Knowing all these elements and how they relate to each other is the first step to start creating a robust and healthy organizational culture. 

In the same way, when a company culture starts to fall, it doesn’t mean that all factors are in problems in the same time. With a proper tool, like Team Insights, you will find out which of these specific factors need urgent addressing and you will be able to start fixing the problem before it affects everyone else. 

Dimensions of organizational culture 

Author Roger Harrison explains that companies do not usually have a 100% fixed, unique and immovable culture. However, all of them end up leaning towards one or another of the four dimensions that he describes in his book “ Diagnosing Organizational Culture”. 

  1. Power culture dimension

Power-oriented organizations focus their efforts on domination, both of the market and of their own employees. 

These are highly competitive companies, and their desire to be the kings of the market promotes actions such as buying smaller and “weak” companies. The leadership style is usually autocratic: except for managers, no one has decision-making power. 

They know how to negotiate always getting the maximum benefit and they do not hesitate to cancel agreements when they’re not useful for their results. 

  1. Role culture dimension

It’s a culture oriented to bureaucracy, to “paperwork”, where legality, legitimacy and responsibility are defended above all else. 

In these companies, respect for the hierarchies and the status of each one takes on special relevance. Conflict management is resolved through the application of pre-established procedures, following a rigorous code of conduct. 

They are companies with a strong attachment to processes and protocols. 

  1. Achievement culture dimension

Here, the achievement of the established objectives prevails, prioritizing those of short and medium term. Teamwork is essential: collaboration between areas, division of projects, creation of groups… 

For maximum efficiency, companies optimize both processes and resources – both human and material – which would increase profitability while saving costs.

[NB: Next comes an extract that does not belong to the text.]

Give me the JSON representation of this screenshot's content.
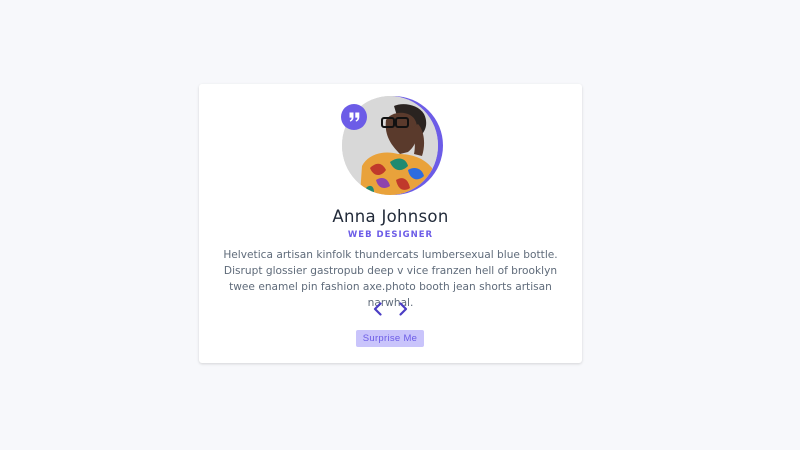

In addition, everything is measured and monitored, since the monitoring of the results allows forecasting and that will help to better manage decisions. 

  1. People culture dimension

The main objective of this culture is to satisfy the needs of the employees, promoting the spirit of a leader at the service of others. 

For these companies, the personal and professional development of their teams is the most important thing, and promote values such as psychological security, transparency or trust. 

All this creates the right space for the flow of motivation and creativity while retaining talent. 

Benefits of working on corporate culture 

A well-defined culture: 

  • Generates a feeling of belonging. 
  • It unites all the members of the organization under the same philosophy. 
  • It serves to differentiate a company from the competitors and create its own name within the market. 
  • It is a motivating element and provides satisfaction. 
  • Provides stability in all processes. 
  • It facilitates the design of strategies that respond to the needs of the business. 
  • With it, all the members of the company “row in the same direction”. 

Do you want to know what kind of culture you have in your company? Find out with Team Insights 

Use our Demo account and discover everything our software can do for you.